Trying Menlo Park's downtown plan on for size
• Menlo Park to consider trial installations.
An environmental impact report revisits an idea for the development of Menlo Park's downtown and El Camino Real that was first floated in the draft specific plan — testing proposed changes with trial installations.
The report suggests the Santa Cruz Avenue central plaza as a potential test area. Associate Planner Thomas Rogers, who oversees the specific plan process, pointed to others, including the downtown pocket parks and sidewalk extensions along Santa Cruz Avenue.
He said San Francisco and Mountain View have already put trial installations into practice, and San Carlos plans to follow suit.
The idea became so popular in San Francisco that the city created a formal permitting process to allow the community to create its own trial "parklets," as part of its Pavement to Parks program, according to the city's website. So far, they've built nine, with more to come. The city estimated the cost at $5,000 to $10,000 per 20-foot segment.
"I've personally checked out several of them, and I can confirm they're pretty neat — extending a sidewalk even just a few feet can really open up the pedestrian space and create a warm, comfortable atmosphere, without significantly disrupting overall parking behavior," Mr. Rogers said in an email.
On Castro Street in Mountain View, he continued, the parallel parking spaces were designed to be level, so that restaurants could easily add outdoor seating. "I think many are more or less permanent at this point, but if a restaurant closes down and is replaced by some other retail, the planters can be removed very easily and the space used for parking again."
The idea met with approval from an unlikely source — Nancy Couperus, otherwise known as the driving force behind the Menlo Park Downtown Alliance, a group of around 118 merchants and property owners concerned about the specific plan.
"I would like to see this considered for all of the changes being proposed because it would allow the public and businesses to judge whether or not these changes actually are 'improvements' before they are made permanent," Ms. Couperus said.

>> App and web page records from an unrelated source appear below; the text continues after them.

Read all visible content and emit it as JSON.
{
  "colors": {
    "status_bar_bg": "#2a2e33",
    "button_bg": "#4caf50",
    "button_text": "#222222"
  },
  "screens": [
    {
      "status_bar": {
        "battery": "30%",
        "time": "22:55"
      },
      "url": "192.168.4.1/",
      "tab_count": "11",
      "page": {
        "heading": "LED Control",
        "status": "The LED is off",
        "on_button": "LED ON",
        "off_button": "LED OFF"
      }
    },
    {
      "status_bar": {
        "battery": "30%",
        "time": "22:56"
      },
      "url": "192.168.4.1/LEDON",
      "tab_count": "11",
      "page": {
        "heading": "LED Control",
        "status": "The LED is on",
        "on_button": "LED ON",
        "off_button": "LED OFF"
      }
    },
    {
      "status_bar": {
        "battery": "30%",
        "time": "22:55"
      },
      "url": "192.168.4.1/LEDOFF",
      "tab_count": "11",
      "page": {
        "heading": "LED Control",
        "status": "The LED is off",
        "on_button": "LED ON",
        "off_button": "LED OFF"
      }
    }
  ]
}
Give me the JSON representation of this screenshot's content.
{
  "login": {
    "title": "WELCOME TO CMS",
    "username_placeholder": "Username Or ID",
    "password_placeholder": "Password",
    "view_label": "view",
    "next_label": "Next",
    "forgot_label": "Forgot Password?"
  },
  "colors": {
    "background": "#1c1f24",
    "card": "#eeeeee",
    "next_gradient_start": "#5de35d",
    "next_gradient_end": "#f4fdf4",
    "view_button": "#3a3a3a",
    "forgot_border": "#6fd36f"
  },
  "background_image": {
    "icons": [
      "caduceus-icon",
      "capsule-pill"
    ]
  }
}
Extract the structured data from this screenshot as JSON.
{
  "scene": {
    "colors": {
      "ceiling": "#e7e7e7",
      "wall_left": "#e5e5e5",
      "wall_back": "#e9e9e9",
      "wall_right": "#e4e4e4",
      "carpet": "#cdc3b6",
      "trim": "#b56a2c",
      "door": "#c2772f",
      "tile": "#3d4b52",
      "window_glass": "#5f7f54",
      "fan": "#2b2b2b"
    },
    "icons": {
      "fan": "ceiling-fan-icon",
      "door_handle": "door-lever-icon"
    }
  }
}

Since the environmental impact report is just now circulating in public, it could be years before the city implements the specific plan. Mr. Rogers predicted that testing proposed changes would wait until the council takes action on the final report. He said that San Francisco's experience indicates that trial installations don't require full California Environmental Quality Act certification at first, because they can feasibly be dismantled to return the site to its original state.
If Menlo Park decides to leave them in place, they would ultimately need review, although that could be as simple as a negative declaration stating there's no evidence the installation has a significant environmental impact, he explained.